By signing Senate Bill 277 into law, Brown pushed the Golden State — long a bastion of liberal vaccine exemptions — into an odd political alliance with two conservative states, Mississippi and West Virginia.
SACRAMENTO — In a historic decision that could reverberate nationwide, Gov. Jerry Brown on Tuesday signed a bill mandating that almost all California schoolchildren be fully vaccinated, regardless of their parents’ personal or religious beliefs.
By signing Senate Bill 277 into law, Brown pushed the Golden State — long a bastion of liberal vaccine exemptions — into an odd political alliance with two conservative states, Mississippi and West Virginia. Until Tuesday, they were the only states that permitted medical exemptions as the sole legitimate reasons to sidestep vaccinations.

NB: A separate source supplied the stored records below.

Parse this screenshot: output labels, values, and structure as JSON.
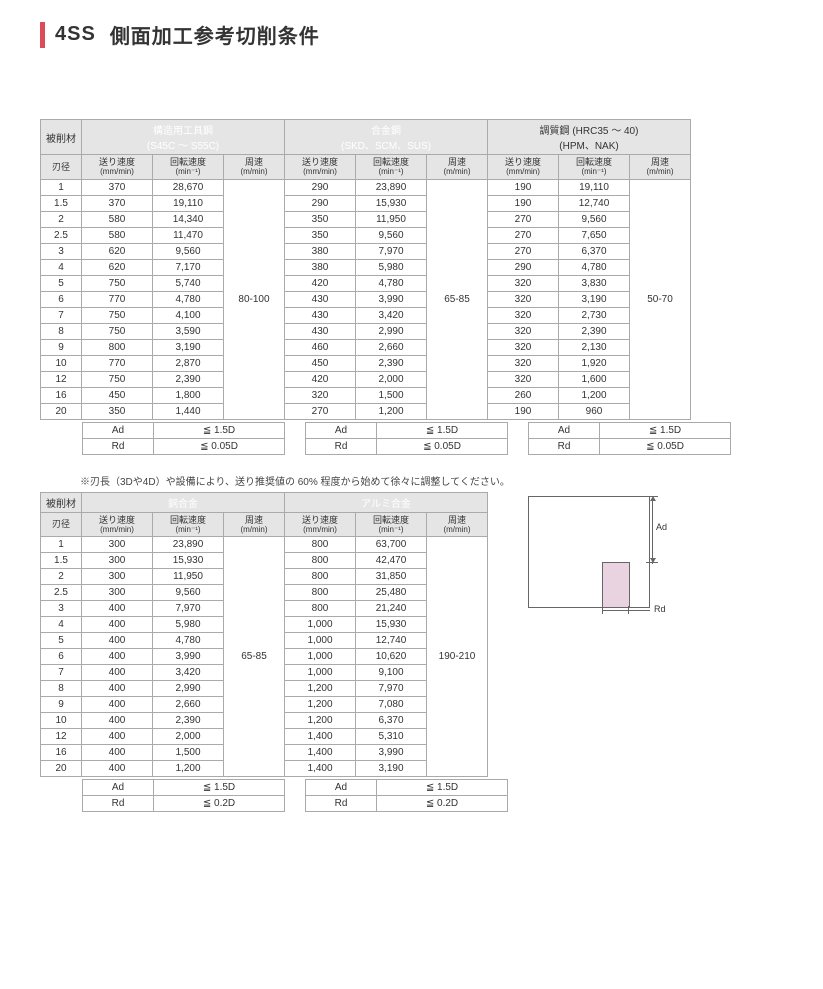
{
  "title": {
    "code": "4SS",
    "text": "側面加工参考切削条件"
  },
  "labels": {
    "material": "被削材",
    "dia": "刃径",
    "feed": "送り速度",
    "feed_unit": "(mm/min)",
    "rpm": "回転速度",
    "rpm_unit": "(min⁻¹)",
    "speed": "周速",
    "speed_unit": "(m/min)",
    "ad": "Ad",
    "rd": "Rd"
  },
  "table1": {
    "materials": [
      {
        "name": "構造用工具鋼",
        "sub": "(S45C ～ S55C)",
        "cls": "mat-a"
      },
      {
        "name": "合金鋼",
        "sub": "(SKD、SCM、SUS)",
        "cls": "mat-b"
      },
      {
        "name": "調質鋼 (HRC35 ～ 40)",
        "sub": "(HPM、NAK)",
        "cls": "mat-c"
      }
    ],
    "speeds": [
      "80-100",
      "65-85",
      "50-70"
    ],
    "dia": [
      "1",
      "1.5",
      "2",
      "2.5",
      "3",
      "4",
      "5",
      "6",
      "7",
      "8",
      "9",
      "10",
      "12",
      "16",
      "20"
    ],
    "data": [
      [
        [
          "370",
          "28,670"
        ],
        [
          "290",
          "23,890"
        ],
        [
          "190",
          "19,110"
        ]
      ],
      [
        [
          "370",
          "19,110"
        ],
        [
          "290",
          "15,930"
        ],
        [
          "190",
          "12,740"
        ]
      ],
      [
        [
          "580",
          "14,340"
        ],
        [
          "350",
          "11,950"
        ],
        [
          "270",
          "9,560"
        ]
      ],
      [
        [
          "580",
          "11,470"
        ],
        [
          "350",
          "9,560"
        ],
        [
          "270",
          "7,650"
        ]
      ],
      [
        [
          "620",
          "9,560"
        ],
        [
          "380",
          "7,970"
        ],
        [
          "270",
          "6,370"
        ]
      ],
      [
        [
          "620",
          "7,170"
        ],
        [
          "380",
          "5,980"
        ],
        [
          "290",
          "4,780"
        ]
      ],
      [
        [
          "750",
          "5,740"
        ],
        [
          "420",
          "4,780"
        ],
        [
          "320",
          "3,830"
        ]
      ],
      [
        [
          "770",
          "4,780"
        ],
        [
          "430",
          "3,990"
        ],
        [
          "320",
          "3,190"
        ]
      ],
      [
        [
          "750",
          "4,100"
        ],
        [
          "430",
          "3,420"
        ],
        [
          "320",
          "2,730"
        ]
      ],
      [
        [
          "750",
          "3,590"
        ],
        [
          "430",
          "2,990"
        ],
        [
          "320",
          "2,390"
        ]
      ],
      [
        [
          "800",
          "3,190"
        ],
        [
          "460",
          "2,660"
        ],
        [
          "320",
          "2,130"
        ]
      ],
      [
        [
          "770",
          "2,870"
        ],
        [
          "450",
          "2,390"
        ],
        [
          "320",
          "1,920"
        ]
      ],
      [
        [
          "750",
          "2,390"
        ],
        [
          "420",
          "2,000"
        ],
        [
          "320",
          "1,600"
        ]
      ],
      [
        [
          "450",
          "1,800"
        ],
        [
          "320",
          "1,500"
        ],
        [
          "260",
          "1,200"
        ]
      ],
      [
        [
          "350",
          "1,440"
        ],
        [
          "270",
          "1,200"
        ],
        [
          "190",
          "960"
        ]
      ]
    ],
    "adrd": [
      {
        "ad": "≦ 1.5D",
        "rd": "≦ 0.05D"
      },
      {
        "ad": "≦ 1.5D",
        "rd": "≦ 0.05D"
      },
      {
        "ad": "≦ 1.5D",
        "rd": "≦ 0.05D"
      }
    ]
  },
  "footnote": "※刃長（3Dや4D）や設備により、送り推奨値の 60% 程度から始めて徐々に調整してください。",
  "table2": {
    "materials": [
      {
        "name": "銅合金",
        "sub": "",
        "cls": "mat-d"
      },
      {
        "name": "アルミ合金",
        "sub": "",
        "cls": "mat-e"
      }
    ],
    "speeds": [
      "65-85",
      "190-210"
    ],
    "dia": [
      "1",
      "1.5",
      "2",
      "2.5",
      "3",
      "4",
      "5",
      "6",
      "7",
      "8",
      "9",
      "10",
      "12",
      "16",
      "20"
    ],
    "data": [
      [
        [
          "300",
          "23,890"
        ],
        [
          "800",
          "63,700"
        ]
      ],
      [
        [
          "300",
          "15,930"
        ],
        [
          "800",
          "42,470"
        ]
      ],
      [
        [
          "300",
          "11,950"
        ],
        [
          "800",
          "31,850"
        ]
      ],
      [
        [
          "300",
          "9,560"
        ],
        [
          "800",
          "25,480"
        ]
      ],
      [
        [
          "400",
          "7,970"
        ],
        [
          "800",
          "21,240"
        ]
      ],
      [
        [
          "400",
          "5,980"
        ],
        [
          "1,000",
          "15,930"
        ]
      ],
      [
        [
          "400",
          "4,780"
        ],
        [
          "1,000",
          "12,740"
        ]
      ],
      [
        [
          "400",
          "3,990"
        ],
        [
          "1,000",
          "10,620"
        ]
      ],
      [
        [
          "400",
          "3,420"
        ],
        [
          "1,000",
          "9,100"
        ]
      ],
      [
        [
          "400",
          "2,990"
        ],
        [
          "1,200",
          "7,970"
        ]
      ],
      [
        [
          "400",
          "2,660"
        ],
        [
          "1,200",
          "7,080"
        ]
      ],
      [
        [
          "400",
          "2,390"
        ],
        [
          "1,200",
          "6,370"
        ]
      ],
      [
        [
          "400",
          "2,000"
        ],
        [
          "1,400",
          "5,310"
        ]
      ],
      [
        [
          "400",
          "1,500"
        ],
        [
          "1,400",
          "3,990"
        ]
      ],
      [
        [
          "400",
          "1,200"
        ],
        [
          "1,400",
          "3,190"
        ]
      ]
    ],
    "adrd": [
      {
        "ad": "≦ 1.5D",
        "rd": "≦ 0.2D"
      },
      {
        "ad": "≦ 1.5D",
        "rd": "≦ 0.2D"
      }
    ]
  },
  "diagram": {
    "ad": "Ad",
    "rd": "Rd"
  }
}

“The science is clear that vaccines dramatically protect children against a number of infectious and dangerous diseases,” Brown wrote in his signing message. “While it’s true that no medical intervention is without risk, the evidence shows that immunization powerfully benefits and protects the community.”But the governor also noted that the Legislature had specifically amended SB277 to exempt children from immunizations whenever their physicians conclude that there are “circumstances, including but not limited to, family medical history, for which the physician does not recommend immunization.”Still, opponents who have rallied and railed against the bill at the state Capitol — arguing vociferously that the legislation violates their parental rights — vowed both to sue the state and take their case to California voters.”We are going to have a referendum to ask the public to put a hold on the law,” said Palo Alto resident Christina Hildebrand, president and co-founder of A Voice For Choice. “We will continue to fight this — we are not going away,” added the mother of two unvaccinated children.Whether or not the remaining medical exemption will open the floodgates to parents seeking to get around the new vaccine requirements is up to their doctors, who will have enormous powers under the new law. But many physicians believe very few of their colleagues are likely to agree to medical exemptions unless they’re truly necessary.